[Data excerpts]
<<<<
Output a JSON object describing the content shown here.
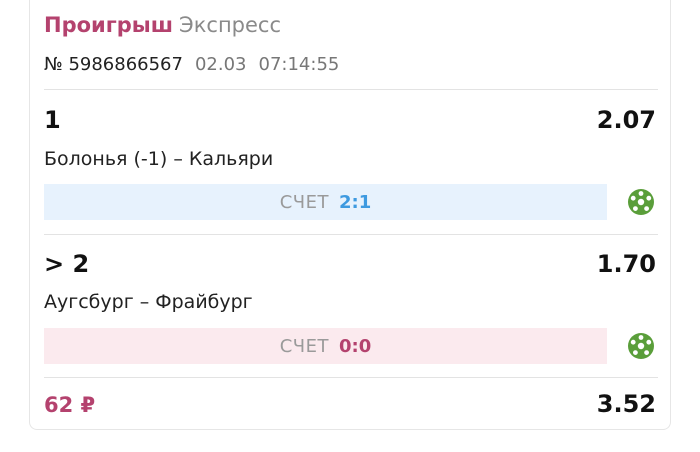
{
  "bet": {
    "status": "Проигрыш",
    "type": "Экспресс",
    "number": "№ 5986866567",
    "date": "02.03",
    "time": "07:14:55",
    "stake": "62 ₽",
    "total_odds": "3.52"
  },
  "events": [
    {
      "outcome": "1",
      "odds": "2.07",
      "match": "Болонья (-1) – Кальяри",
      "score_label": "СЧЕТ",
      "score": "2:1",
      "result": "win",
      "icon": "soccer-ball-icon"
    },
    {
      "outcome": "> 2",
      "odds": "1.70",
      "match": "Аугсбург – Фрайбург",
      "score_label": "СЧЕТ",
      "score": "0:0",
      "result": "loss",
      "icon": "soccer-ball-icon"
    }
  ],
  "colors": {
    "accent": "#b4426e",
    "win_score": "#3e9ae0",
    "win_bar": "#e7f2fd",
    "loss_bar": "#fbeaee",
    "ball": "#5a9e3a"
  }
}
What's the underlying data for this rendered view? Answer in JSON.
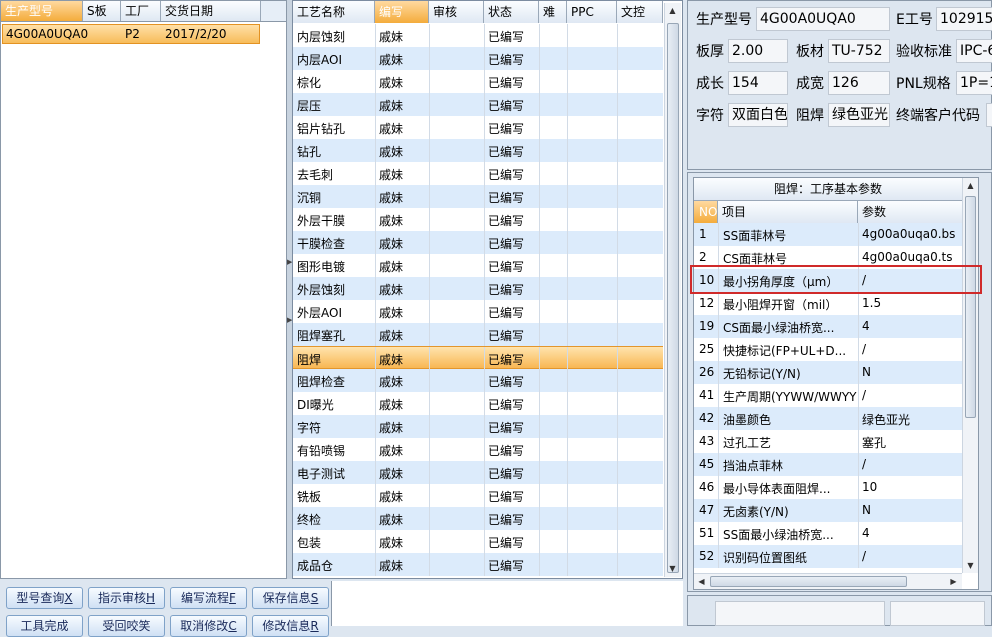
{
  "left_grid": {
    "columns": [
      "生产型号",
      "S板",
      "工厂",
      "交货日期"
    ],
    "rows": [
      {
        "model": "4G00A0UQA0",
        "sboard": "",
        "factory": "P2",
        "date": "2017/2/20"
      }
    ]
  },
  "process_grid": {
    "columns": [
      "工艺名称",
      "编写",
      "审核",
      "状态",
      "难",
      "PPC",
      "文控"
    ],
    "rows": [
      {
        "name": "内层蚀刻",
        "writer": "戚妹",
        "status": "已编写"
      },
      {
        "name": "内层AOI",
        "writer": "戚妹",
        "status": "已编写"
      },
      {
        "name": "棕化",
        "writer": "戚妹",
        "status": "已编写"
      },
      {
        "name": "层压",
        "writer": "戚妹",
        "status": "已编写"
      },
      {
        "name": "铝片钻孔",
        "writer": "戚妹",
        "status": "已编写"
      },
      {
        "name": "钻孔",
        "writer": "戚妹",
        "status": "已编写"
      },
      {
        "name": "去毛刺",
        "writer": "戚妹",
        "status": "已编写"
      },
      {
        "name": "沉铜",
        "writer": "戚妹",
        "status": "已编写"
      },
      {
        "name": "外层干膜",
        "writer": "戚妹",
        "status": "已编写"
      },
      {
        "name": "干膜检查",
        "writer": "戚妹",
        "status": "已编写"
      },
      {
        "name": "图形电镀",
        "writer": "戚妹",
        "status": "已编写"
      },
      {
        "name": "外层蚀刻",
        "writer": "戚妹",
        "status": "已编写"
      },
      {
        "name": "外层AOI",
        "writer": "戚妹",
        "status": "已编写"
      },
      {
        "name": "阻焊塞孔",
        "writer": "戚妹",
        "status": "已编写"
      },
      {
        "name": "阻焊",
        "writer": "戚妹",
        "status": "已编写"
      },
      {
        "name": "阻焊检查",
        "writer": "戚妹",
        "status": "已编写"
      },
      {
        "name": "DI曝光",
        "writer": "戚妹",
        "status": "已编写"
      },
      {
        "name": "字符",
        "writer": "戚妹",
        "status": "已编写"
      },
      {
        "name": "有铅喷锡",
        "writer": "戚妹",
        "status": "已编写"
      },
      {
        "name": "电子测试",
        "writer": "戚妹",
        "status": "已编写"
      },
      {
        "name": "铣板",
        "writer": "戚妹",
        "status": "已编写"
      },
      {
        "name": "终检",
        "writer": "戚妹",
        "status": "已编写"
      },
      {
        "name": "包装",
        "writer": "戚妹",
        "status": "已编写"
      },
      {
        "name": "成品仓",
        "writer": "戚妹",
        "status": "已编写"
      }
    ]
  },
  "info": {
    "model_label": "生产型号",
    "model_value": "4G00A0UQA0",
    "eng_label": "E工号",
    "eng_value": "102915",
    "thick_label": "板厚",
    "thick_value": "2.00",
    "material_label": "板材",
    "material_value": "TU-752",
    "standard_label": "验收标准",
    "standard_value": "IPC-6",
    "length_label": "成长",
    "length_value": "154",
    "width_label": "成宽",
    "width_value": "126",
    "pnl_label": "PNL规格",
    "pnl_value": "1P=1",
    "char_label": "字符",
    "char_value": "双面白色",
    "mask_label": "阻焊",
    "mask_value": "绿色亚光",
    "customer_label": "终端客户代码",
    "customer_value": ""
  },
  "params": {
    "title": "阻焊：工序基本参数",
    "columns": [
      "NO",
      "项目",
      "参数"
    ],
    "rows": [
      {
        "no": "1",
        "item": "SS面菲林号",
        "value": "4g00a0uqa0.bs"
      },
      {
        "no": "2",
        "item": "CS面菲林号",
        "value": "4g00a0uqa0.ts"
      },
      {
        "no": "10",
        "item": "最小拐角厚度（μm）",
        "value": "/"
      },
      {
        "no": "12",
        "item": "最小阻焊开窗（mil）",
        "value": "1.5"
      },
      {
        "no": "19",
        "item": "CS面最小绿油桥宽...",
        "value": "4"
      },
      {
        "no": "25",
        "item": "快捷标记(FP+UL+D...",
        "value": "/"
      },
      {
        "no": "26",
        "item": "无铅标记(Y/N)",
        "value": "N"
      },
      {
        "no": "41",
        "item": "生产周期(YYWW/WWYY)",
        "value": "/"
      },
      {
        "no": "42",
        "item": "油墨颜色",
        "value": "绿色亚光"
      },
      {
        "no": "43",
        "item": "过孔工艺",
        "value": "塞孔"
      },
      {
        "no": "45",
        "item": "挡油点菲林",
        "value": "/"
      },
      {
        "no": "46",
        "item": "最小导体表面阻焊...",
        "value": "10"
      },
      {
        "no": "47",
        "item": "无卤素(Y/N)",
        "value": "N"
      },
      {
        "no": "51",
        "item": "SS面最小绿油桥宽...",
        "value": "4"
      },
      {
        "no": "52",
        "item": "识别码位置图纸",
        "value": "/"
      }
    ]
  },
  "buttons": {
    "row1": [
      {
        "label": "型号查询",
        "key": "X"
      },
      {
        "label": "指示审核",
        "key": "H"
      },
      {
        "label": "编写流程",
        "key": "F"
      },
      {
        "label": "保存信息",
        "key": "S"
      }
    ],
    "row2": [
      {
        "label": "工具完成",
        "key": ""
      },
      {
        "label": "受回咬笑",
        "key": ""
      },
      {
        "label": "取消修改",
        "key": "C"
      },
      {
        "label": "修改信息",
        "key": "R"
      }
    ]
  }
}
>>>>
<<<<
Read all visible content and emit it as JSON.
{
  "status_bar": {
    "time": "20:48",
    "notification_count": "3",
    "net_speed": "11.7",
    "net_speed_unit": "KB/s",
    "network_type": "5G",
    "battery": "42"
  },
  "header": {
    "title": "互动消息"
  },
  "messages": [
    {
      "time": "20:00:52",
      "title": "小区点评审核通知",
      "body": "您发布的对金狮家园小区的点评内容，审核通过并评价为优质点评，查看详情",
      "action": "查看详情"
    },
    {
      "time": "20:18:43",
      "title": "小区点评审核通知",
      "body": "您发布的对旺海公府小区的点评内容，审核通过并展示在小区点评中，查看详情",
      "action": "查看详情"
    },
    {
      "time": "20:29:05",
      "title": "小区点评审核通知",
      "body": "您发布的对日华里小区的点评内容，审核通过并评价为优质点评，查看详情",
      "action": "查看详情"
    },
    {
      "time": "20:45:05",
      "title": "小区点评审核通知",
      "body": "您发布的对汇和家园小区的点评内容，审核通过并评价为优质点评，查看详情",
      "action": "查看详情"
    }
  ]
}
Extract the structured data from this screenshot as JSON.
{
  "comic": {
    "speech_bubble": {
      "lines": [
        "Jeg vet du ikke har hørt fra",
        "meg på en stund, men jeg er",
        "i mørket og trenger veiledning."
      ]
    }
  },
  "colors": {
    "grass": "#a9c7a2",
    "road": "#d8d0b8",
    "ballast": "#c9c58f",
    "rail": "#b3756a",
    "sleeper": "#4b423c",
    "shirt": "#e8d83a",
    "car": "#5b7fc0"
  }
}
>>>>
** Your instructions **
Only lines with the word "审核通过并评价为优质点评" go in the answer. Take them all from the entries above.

** Answer box **
      "body": "您发布的对金狮家园小区的点评内容，审核通过并评价为优质点评，查看详情",
      "body": "您发布的对日华里小区的点评内容，审核通过并评价为优质点评，查看详情",
      "body": "您发布的对汇和家园小区的点评内容，审核通过并评价为优质点评，查看详情",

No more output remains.